:: RAW DATA
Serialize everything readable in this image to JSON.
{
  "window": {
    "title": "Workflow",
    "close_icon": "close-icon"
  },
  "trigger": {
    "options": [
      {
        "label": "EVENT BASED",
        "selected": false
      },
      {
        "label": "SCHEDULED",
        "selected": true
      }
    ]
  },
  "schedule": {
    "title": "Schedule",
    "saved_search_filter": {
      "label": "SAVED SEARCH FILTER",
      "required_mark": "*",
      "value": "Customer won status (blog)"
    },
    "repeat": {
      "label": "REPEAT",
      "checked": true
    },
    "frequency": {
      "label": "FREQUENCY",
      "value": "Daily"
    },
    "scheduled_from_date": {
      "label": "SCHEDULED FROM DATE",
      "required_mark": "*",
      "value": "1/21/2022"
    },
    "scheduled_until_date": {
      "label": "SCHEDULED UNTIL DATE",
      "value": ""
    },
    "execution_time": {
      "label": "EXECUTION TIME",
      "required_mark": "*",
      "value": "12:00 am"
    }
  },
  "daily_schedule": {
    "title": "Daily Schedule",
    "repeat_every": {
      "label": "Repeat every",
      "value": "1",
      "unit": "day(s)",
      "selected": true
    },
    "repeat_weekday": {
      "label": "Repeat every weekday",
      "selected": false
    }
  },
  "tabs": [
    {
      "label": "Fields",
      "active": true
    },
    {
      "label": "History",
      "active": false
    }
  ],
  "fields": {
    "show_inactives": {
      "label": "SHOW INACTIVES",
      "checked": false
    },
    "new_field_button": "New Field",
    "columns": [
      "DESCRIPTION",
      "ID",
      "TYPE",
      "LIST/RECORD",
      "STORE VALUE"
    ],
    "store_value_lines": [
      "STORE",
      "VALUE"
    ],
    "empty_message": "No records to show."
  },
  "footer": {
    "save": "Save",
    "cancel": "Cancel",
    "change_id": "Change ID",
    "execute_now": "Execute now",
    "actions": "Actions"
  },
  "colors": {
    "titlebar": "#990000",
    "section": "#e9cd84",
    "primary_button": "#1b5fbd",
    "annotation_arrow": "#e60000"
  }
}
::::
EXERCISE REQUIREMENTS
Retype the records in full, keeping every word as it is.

EXERCISE SOLUTION
Serialize everything readable in this image to JSON.
{
  "window": {
    "title": "Workflow",
    "close_icon": "close-icon"
  },
  "trigger": {
    "options": [
      {
        "label": "EVENT BASED",
        "selected": false
      },
      {
        "label": "SCHEDULED",
        "selected": true
      }
    ]
  },
  "schedule": {
    "title": "Schedule",
    "saved_search_filter": {
      "label": "SAVED SEARCH FILTER",
      "required_mark": "*",
      "value": "Customer won status (blog)"
    },
    "repeat": {
      "label": "REPEAT",
      "checked": true
    },
    "frequency": {
      "label": "FREQUENCY",
      "value": "Daily"
    },
    "scheduled_from_date": {
      "label": "SCHEDULED FROM DATE",
      "required_mark": "*",
      "value": "1/21/2022"
    },
    "scheduled_until_date": {
      "label": "SCHEDULED UNTIL DATE",
      "value": ""
    },
    "execution_time": {
      "label": "EXECUTION TIME",
      "required_mark": "*",
      "value": "12:00 am"
    }
  },
  "daily_schedule": {
    "title": "Daily Schedule",
    "repeat_every": {
      "label": "Repeat every",
      "value": "1",
      "unit": "day(s)",
      "selected": true
    },
    "repeat_weekday": {
      "label": "Repeat every weekday",
      "selected": false
    }
  },
  "tabs": [
    {
      "label": "Fields",
      "active": true
    },
    {
      "label": "History",
      "active": false
    }
  ],
  "fields": {
    "show_inactives": {
      "label": "SHOW INACTIVES",
      "checked": false
    },
    "new_field_button": "New Field",
    "columns": [
      "DESCRIPTION",
      "ID",
      "TYPE",
      "LIST/RECORD",
      "STORE VALUE"
    ],
    "store_value_lines": [
      "STORE",
      "VALUE"
    ],
    "empty_message": "No records to show."
  },
  "footer": {
    "save": "Save",
    "cancel": "Cancel",
    "change_id": "Change ID",
    "execute_now": "Execute now",
    "actions": "Actions"
  },
  "colors": {
    "titlebar": "#990000",
    "section": "#e9cd84",
    "primary_button": "#1b5fbd",
    "annotation_arrow": "#e60000"
  }
}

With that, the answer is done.